NYT Poll: Support for Gun Regulations Tanks After Jihad Murders

AP Photo
The Associated Press

The New York Times buried the big, post-San Bernardino news about the public’s attitude towards more federal gun-control:

What has shifted notably are attitudes on gun control.
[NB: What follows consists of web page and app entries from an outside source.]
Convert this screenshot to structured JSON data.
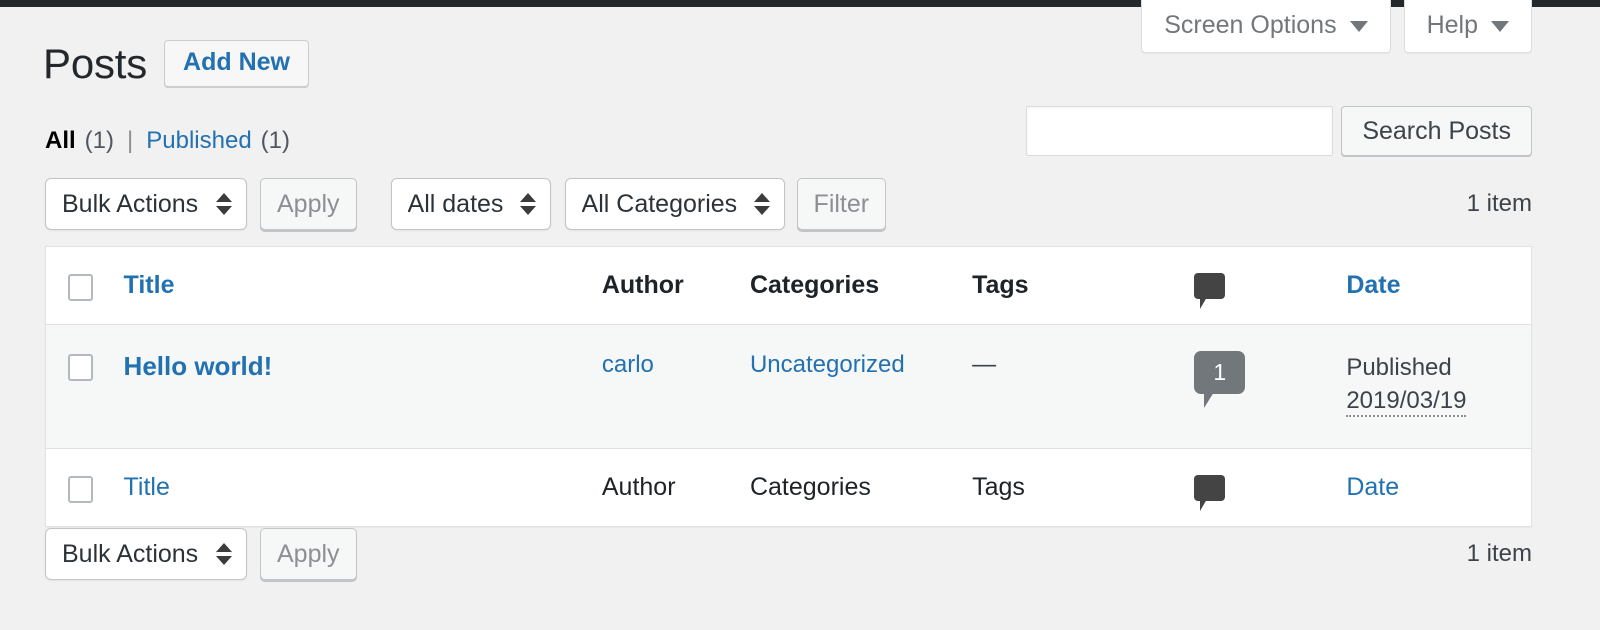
{
  "screen_meta": {
    "tabs": [
      {
        "label": "Screen Options",
        "icon": "chevron-down-icon"
      },
      {
        "label": "Help",
        "icon": "chevron-down-icon"
      }
    ]
  },
  "header": {
    "title": "Posts",
    "add_new_label": "Add New"
  },
  "views": {
    "all_label": "All",
    "all_count": "(1)",
    "separator": "|",
    "published_label": "Published",
    "published_count": "(1)"
  },
  "search": {
    "value": "",
    "placeholder": "",
    "submit_label": "Search Posts"
  },
  "tablenav_top": {
    "bulk_actions_selected": "Bulk Actions",
    "apply_label": "Apply",
    "dates_selected": "All dates",
    "categories_selected": "All Categories",
    "filter_label": "Filter",
    "displaying_num": "1 item"
  },
  "tablenav_bottom": {
    "bulk_actions_selected": "Bulk Actions",
    "apply_label": "Apply",
    "displaying_num": "1 item"
  },
  "table": {
    "columns": {
      "title": "Title",
      "author": "Author",
      "categories": "Categories",
      "tags": "Tags",
      "comments": "comment-bubble-icon",
      "date": "Date"
    },
    "rows": [
      {
        "title": "Hello world!",
        "author": "carlo",
        "categories": "Uncategorized",
        "tags": "—",
        "comments": "1",
        "date_status": "Published",
        "date_value": "2019/03/19"
      }
    ]
  },
  "colors": {
    "link": "#2271b1",
    "page_bg": "#f1f1f1",
    "row_bg": "#f6f7f7",
    "admin_bar": "#23282d",
    "comment_bubble": "#72777c",
    "icon_dark": "#444444"
  }
}
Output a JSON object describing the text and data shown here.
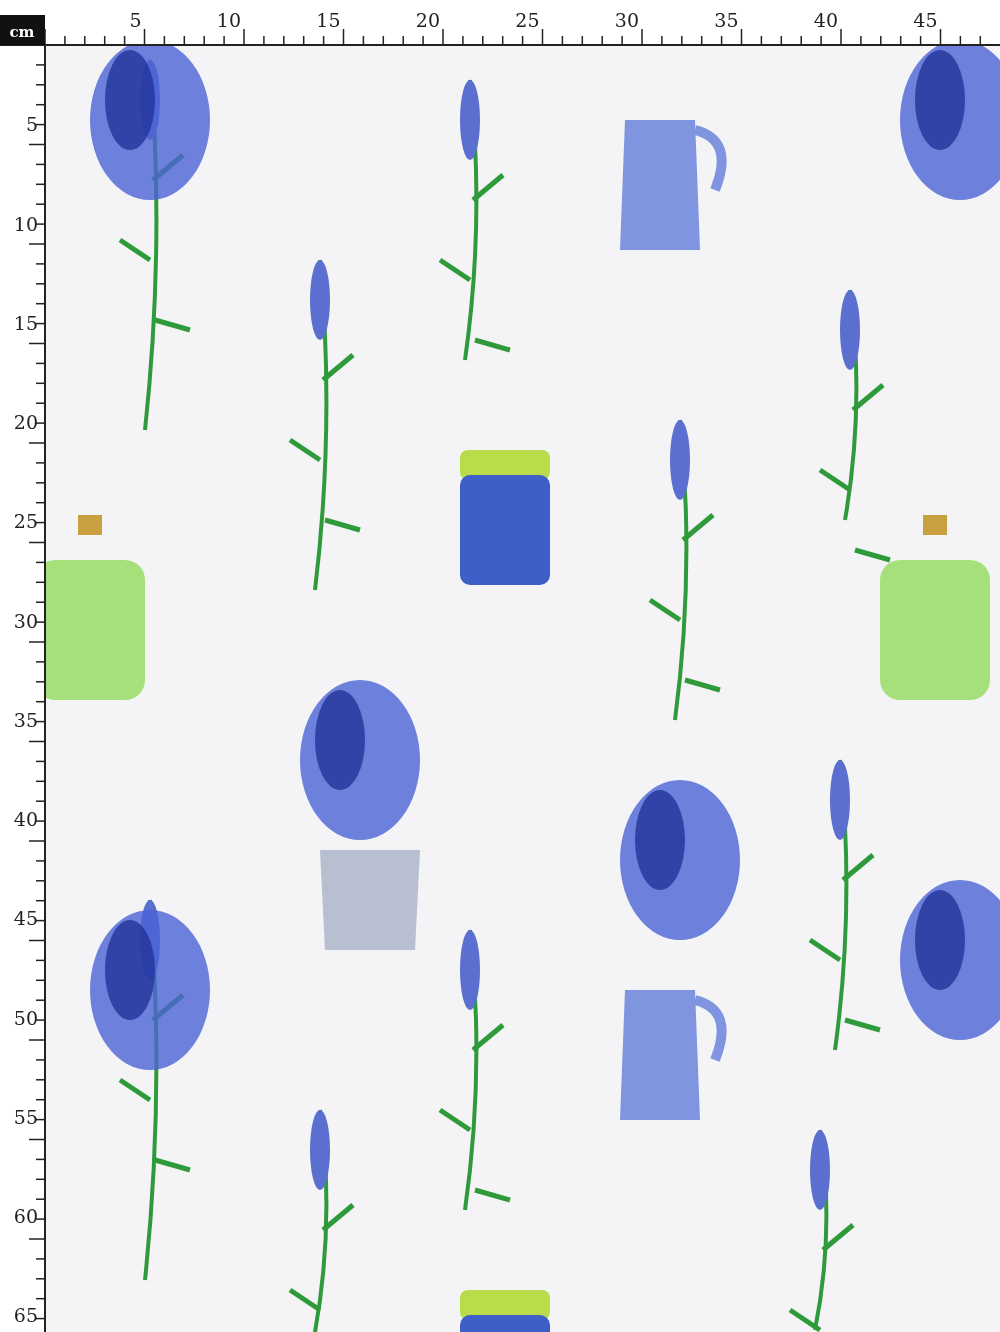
{
  "ruler": {
    "unit": "cm",
    "top_labels": [
      "5",
      "10",
      "15",
      "20",
      "25",
      "30",
      "35",
      "40",
      "45"
    ],
    "left_labels": [
      "5",
      "10",
      "15",
      "20",
      "25",
      "30",
      "35",
      "40",
      "45",
      "50",
      "55",
      "60",
      "65"
    ]
  }
}
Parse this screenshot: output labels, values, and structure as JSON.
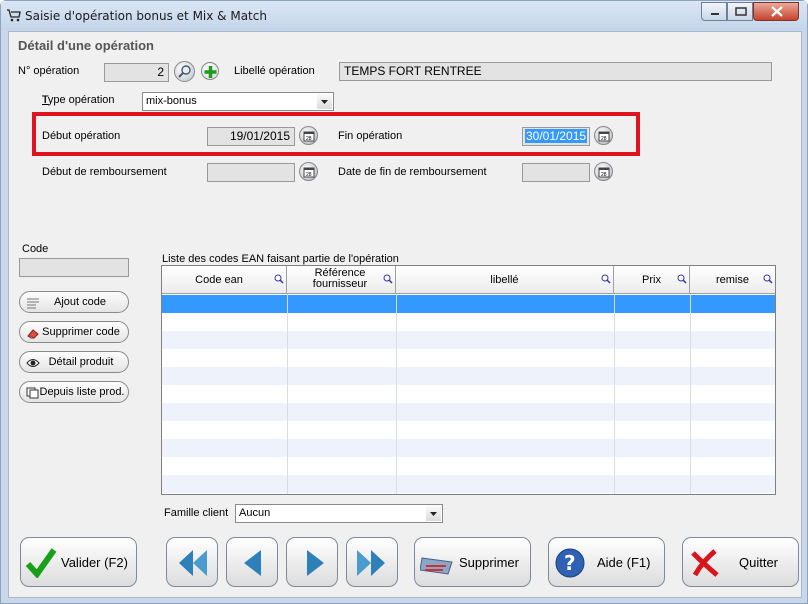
{
  "window": {
    "title": "Saisie d'opération bonus et Mix & Match"
  },
  "section_title": "Détail d'une opération",
  "operation": {
    "number_label": "N° opération",
    "number_value": "2",
    "libelle_label": "Libellé opération",
    "libelle_value": "TEMPS FORT RENTREE",
    "type_label": "Type opération",
    "type_value": "mix-bonus",
    "debut_label": "Début opération",
    "debut_value": "19/01/2015",
    "fin_label": "Fin opération",
    "fin_value": "30/01/2015",
    "debut_remb_label": "Début de remboursement",
    "debut_remb_value": "",
    "fin_remb_label": "Date de fin de remboursement",
    "fin_remb_value": ""
  },
  "code": {
    "label": "Code",
    "value": ""
  },
  "side_buttons": {
    "ajout": "Ajout code",
    "supprimer": "Supprimer code",
    "detail": "Détail produit",
    "depuis": "Depuis liste prod."
  },
  "grid": {
    "caption": "Liste des codes EAN faisant partie de l'opération",
    "columns": [
      "Code ean",
      "Référence fournisseur",
      "libellé",
      "Prix",
      "remise"
    ],
    "rows": []
  },
  "famille": {
    "label": "Famille client",
    "value": "Aucun"
  },
  "bottom_buttons": {
    "valider": "Valider (F2)",
    "supprimer": "Supprimer",
    "aide": "Aide (F1)",
    "quitter": "Quitter"
  },
  "colors": {
    "highlight_border": "#e0141e",
    "selected_row": "#3399ff",
    "selected_text": "#3399ff"
  }
}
Only 44 percent of Americans favor a ban on assault weapons, 19 percentage points lower than after the mass shooting in Tucson in 2011. And while 51 percent favor stricter gun control in general, that is down from 58 percent in October.

To be precise, that is a seven point drop, or a loss of one-eighth in support, since October, on an issue that President Barack Obama considers to be critical.

Ten percent of respondents said, “Laws covering the sale of guns should be made… less strict,” and 36 percent said the laws should be “kept as they are now.”

The public’s current opinion is almost exactly the same as in June 2013, despite Obama’s continued effort to stigmatize and restrict gun-ownership.

The NYT report buried that shocking drop in support for gun-control in the second-last paragraph of a 25-paragraph story about the survey, which also showed Donald Trump at 35 percent support among GOP supporters.

That high support for Trump was buried in the 15th paragraph of the article.

The full survey can be viewed here.

The article suggests uncontrolled emotion among GOP voters is an explanation for the drop in support for gun-control and for Trump’s lead. “Many Republicans are filled with both fury and fear, and it is Mr. Trump who is most effectively tapping into these boiling anxieties,” it said.

The survey was nearly finished on Monday, prior to Trump announcing his temporary pause in Muslim immigration until the federal government gets an accurate understanding of the jihad threat.

The CBS/NYT “nationwide telephone poll was conducted Dec. 4 to 8 on cellphones and landlines with 1,275 adults, including 431 Republican primary voters and 384 Democratic primary voters. The margin of sampling error is plus or minus three percentage points for all adults, six percentage points for Republican primary voters and six percentage points for Democratic primary voters,” according to the Times.